“When I broke in, [Cobb] and Harry Heilmann were having a helluva race for the batting title,” infielder Fred Haney recalled, “and suddenly Harry went into a month-long slump. Ty had Harry off in the corner of the park every day for hours before each game trying to figure out ways to break him out of that slump. Well, Ty was a tremendous batting instructor, and he pulled Harry out of it.
Heilmann hit .394 and edged Cobb for the batting crown, Ty ending the season at .389. Most impressively, mediocre hitters like Haney (.352 as a rookie under Cobb), Johnny Bassler (.310 under Cobb), and Larry Woodall (.351 in his first two seasons under Ty’s tutelage). In fact, practically every Tiger batter saw his average and power increase under Cobb. During his six seasons as Detroit’s manager, Ty’s Tigers batted .323, .318, .310, .308, .310, and .299 (excluding pitcher batting). His batter’s won four batting titles (three for Heilmann and one for Heinie Manush).
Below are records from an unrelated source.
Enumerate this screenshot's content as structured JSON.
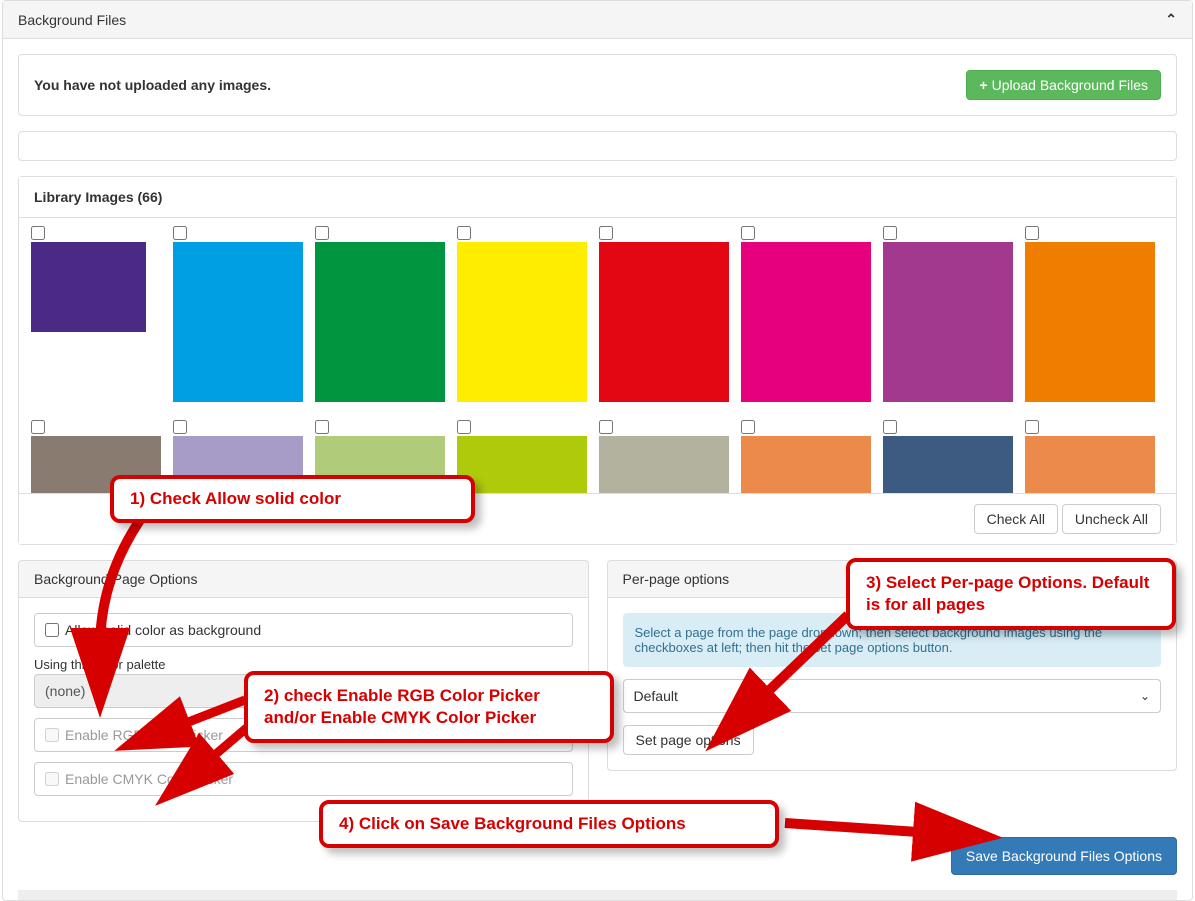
{
  "header": {
    "title": "Background Files"
  },
  "upload": {
    "empty_text": "You have not uploaded any images.",
    "button_label": "Upload Background Files"
  },
  "library": {
    "title": "Library Images (66)",
    "check_all": "Check All",
    "uncheck_all": "Uncheck All",
    "row1_colors": [
      "#4a2a85",
      "#009fe3",
      "#009640",
      "#ffed00",
      "#e30613",
      "#e6007e",
      "#a3388f",
      "#ef7d00"
    ],
    "row2_colors": [
      "#8a7b70",
      "#a79cc8",
      "#b0cb7a",
      "#afca0b",
      "#b2b29e",
      "#ec8a4b",
      "#3d5a80",
      "#ec8a4b"
    ]
  },
  "bg_options": {
    "title": "Background Page Options",
    "allow_solid": "Allow solid color as background",
    "palette_label": "Using this color palette",
    "palette_value": "(none)",
    "rgb": "Enable RGB Color Picker",
    "cmyk": "Enable CMYK Color Picker"
  },
  "per_page": {
    "title": "Per-page options",
    "info": "Select a page from the page dropdown; then select background images using the checkboxes at left; then hit the set page options button.",
    "selected": "Default",
    "set_button": "Set page options"
  },
  "save_button": "Save Background Files Options",
  "annotations": {
    "step1": "1) Check Allow solid color",
    "step2": "2) check Enable RGB Color Picker and/or Enable CMYK Color Picker",
    "step3": "3) Select Per-page Options. Default is for all pages",
    "step4": "4) Click on Save Background Files Options"
  }
}
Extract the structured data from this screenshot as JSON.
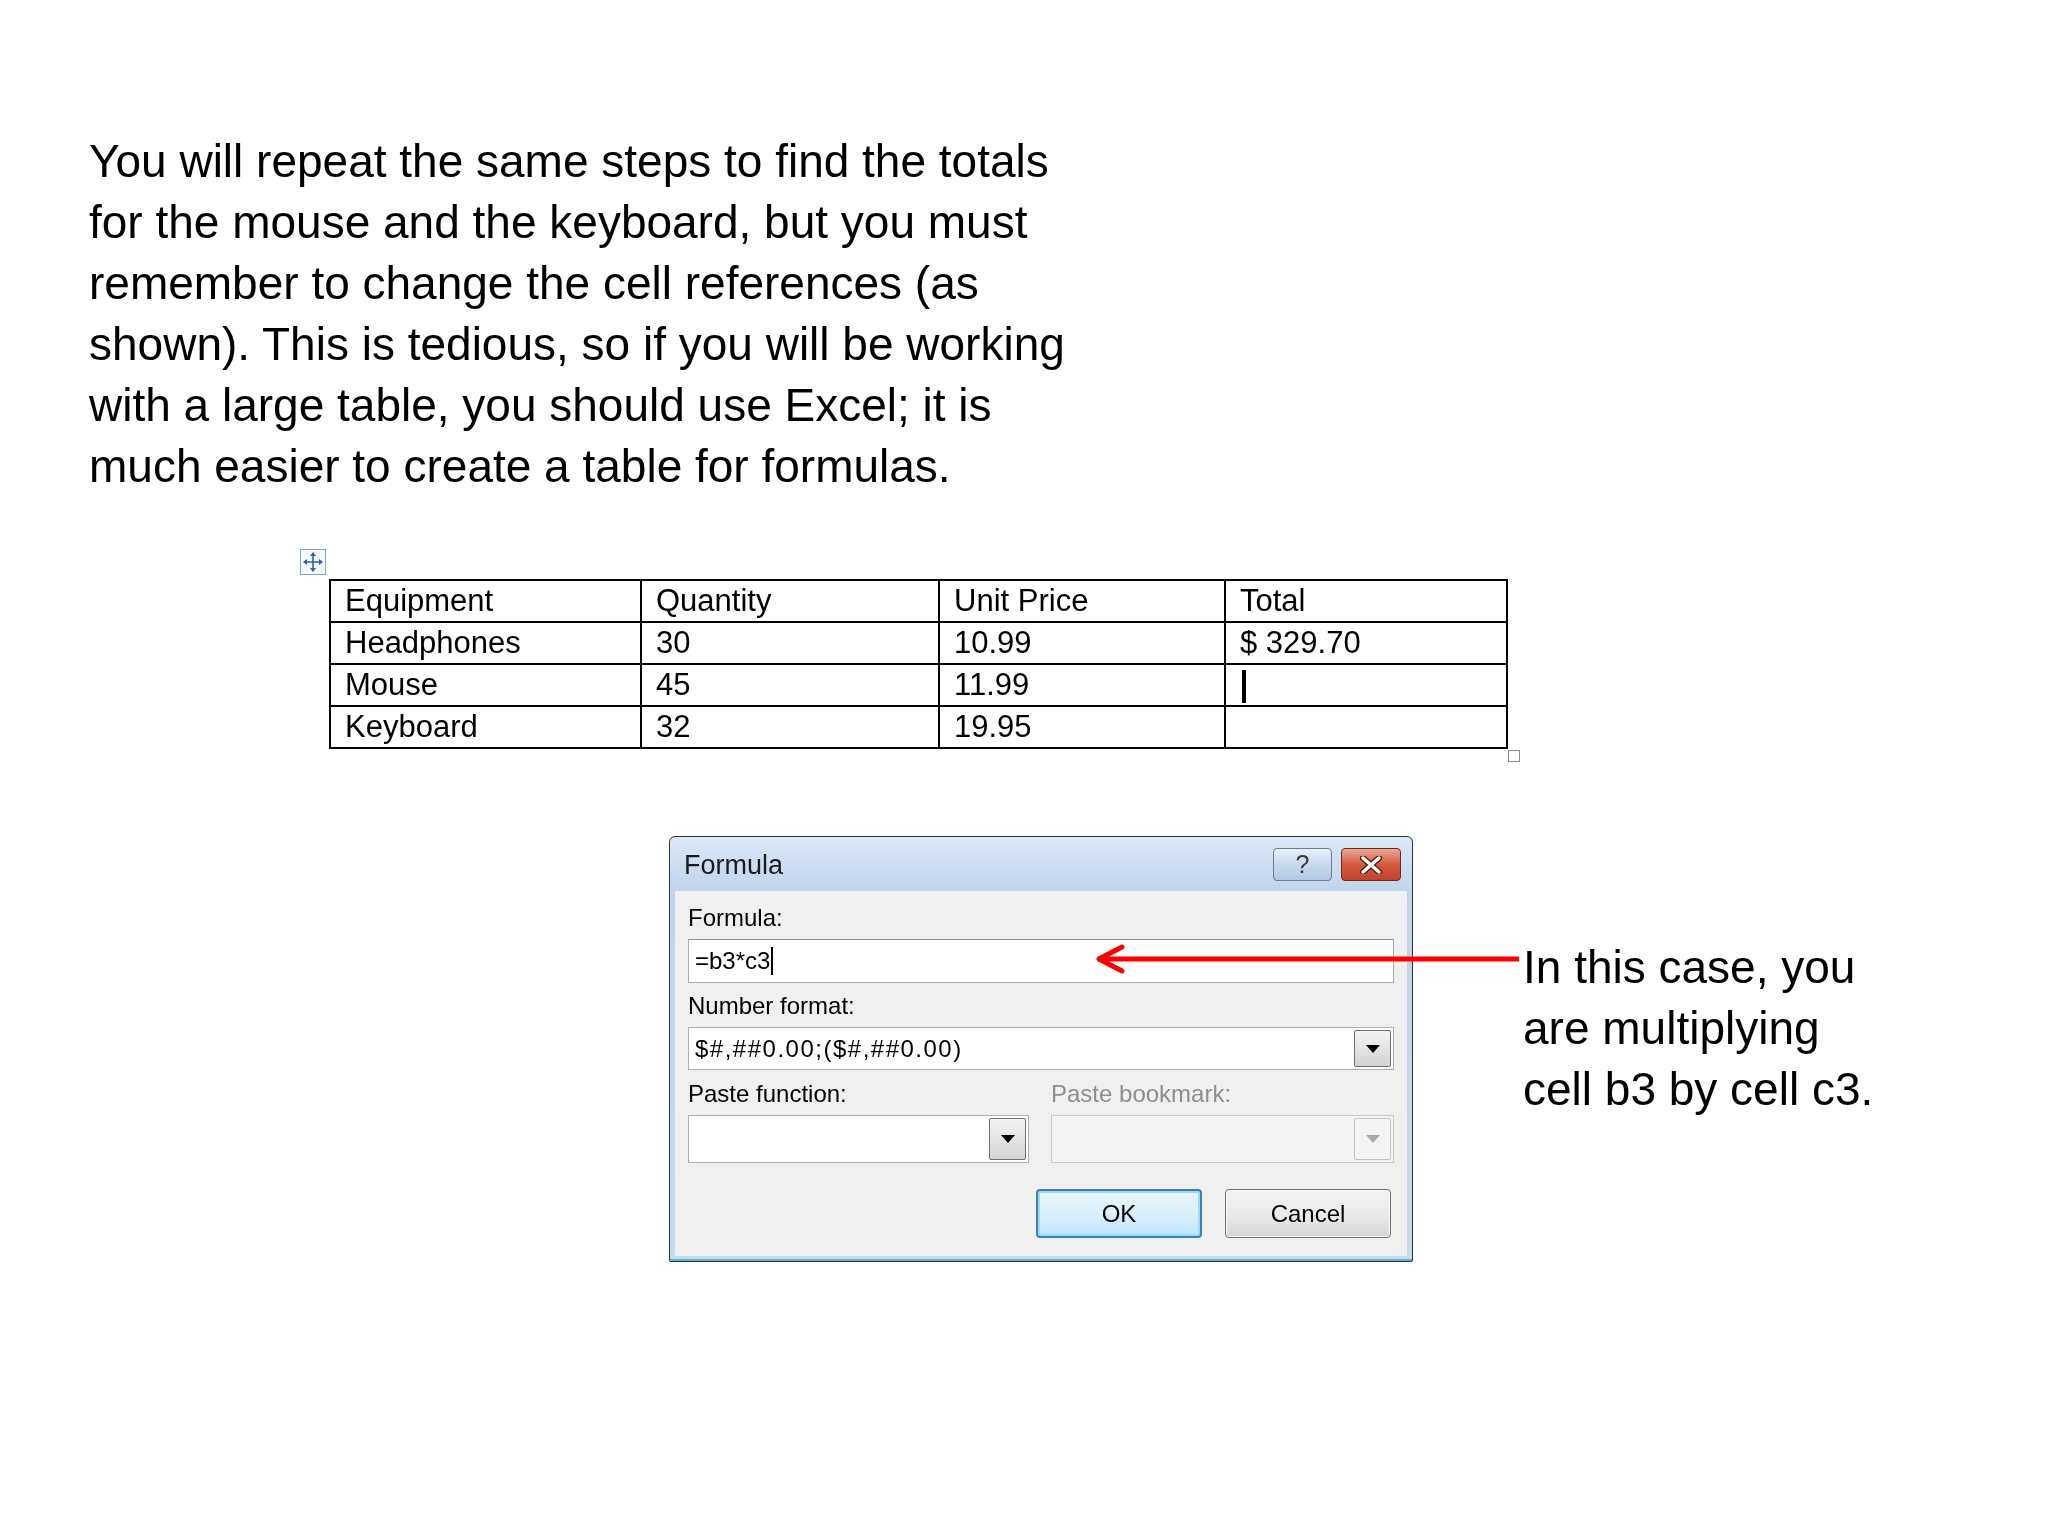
{
  "paragraph": "You will repeat the same steps to find the totals for the mouse and the keyboard, but you must remember to change the cell references (as shown). This is tedious, so if you will be working with a large table, you should use Excel; it is much easier to create a table for formulas.",
  "table": {
    "columns": [
      "Equipment",
      "Quantity",
      "Unit Price",
      "Total"
    ],
    "rows": [
      {
        "cells": [
          "Headphones",
          "30",
          "10.99",
          "$ 329.70"
        ],
        "text_cursor": false
      },
      {
        "cells": [
          "Mouse",
          "45",
          "11.99"
        ],
        "text_cursor": true
      },
      {
        "cells": [
          "Keyboard",
          "32",
          "19.95"
        ],
        "text_cursor": false
      }
    ]
  },
  "dialog": {
    "title": "Formula",
    "help_label": "?",
    "fields": [
      {
        "kind": "text",
        "label": "Formula:",
        "value": "=b3*c3",
        "focused": true,
        "disabled": false
      },
      {
        "kind": "dropdown",
        "label": "Number format:",
        "value": "$#,##0.00;($#,##0.00)",
        "focused": false,
        "disabled": false
      }
    ],
    "paste_row": [
      {
        "label": "Paste function:",
        "disabled": false
      },
      {
        "label": "Paste bookmark:",
        "disabled": true
      }
    ],
    "buttons": [
      {
        "label": "OK",
        "default": true
      },
      {
        "label": "Cancel",
        "default": false
      }
    ]
  },
  "callout": "In this case, you are multiplying cell b3 by cell c3."
}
“[He] was a master at getting you to work hard on your swing,” Manush said years later. “I came away from my years in Detroit with a more intelligent idea of how to hit a baseball.” Manush hit .330 in four seasons under Cobb, and as a left-handed hitter he tried to emulate Ty’s picture perfect stroke.
Despite never being able to deliver the pennant he wanted as manager of the Tigers, Cobb earned respect throughout the league for his skills as a manager and coach. Philadelphia owner/manager Connie Mack, long an admirer of Cobb’s, was especially impressed.
“Ty was a great coach. I doubt if his equal has ever lived,” Mack said years later, “He did as well, with the material they gave him, as anybody could have done. So why call him a bad manager?. . . Ty never had a good pitching staff. His outfield was bad defensively, and his infield was worse. As a fielding combination, the Tigers were like an old sieve. But how those boys could hit and score runs? Ty coached them and he kept them on their toes.”
A green young ballplayer arrived in Detroit in 1926 and found himself playing his first big league season with Cobb as his skipper and hitting mentor. Charlie Gehringer later admitted that Cobb didn’t speak much to him, but that was somewhat by design.
“He told me to never let anyone change my swing,” Gehringer said. Cobb recognized that Gehringer had a great approach and was gifted naturally, he gave the young infielder very little instruction, other than to show him how to bunt the ball down the third base line. Gehringer went on to win a batting title and earn a place of his own in Cooperstown.
Even though Cobb was saddled with guiding the Tigers as their manager and giving batting tips to his charges, he didn’t neglect his own play. In his late 30s, Cobb’s body wasn’t as nimble as it once had been and he toned down his daring baserunning play, but he still swung a dangerous piece of hickory. In ’21, Ty hit .389, he batted .401 the next season, and followed with marks of .340, .338, .378, and .339. Twice he topped the 200-hit mark. He still liked to get in on the Detroit hit parade, and his effect on his ballplayers was never forgotten.
“[Cobb was] unquestionably, the greatest ball player who ever lived – by far,” Heilmann told reporters in 1939. “And he would have been a great banker, an outstanding industrialist, a famous general, or a potent figure in any field he chose. No other man I’ve ever known had Ty Cobb’s frenzy for excellence, his self-discipline of his tremendous application. I call him the best friend I ever had in baseball.”
He was Heilmann’s best hitting coach too, and the greatest the Tigers ever had.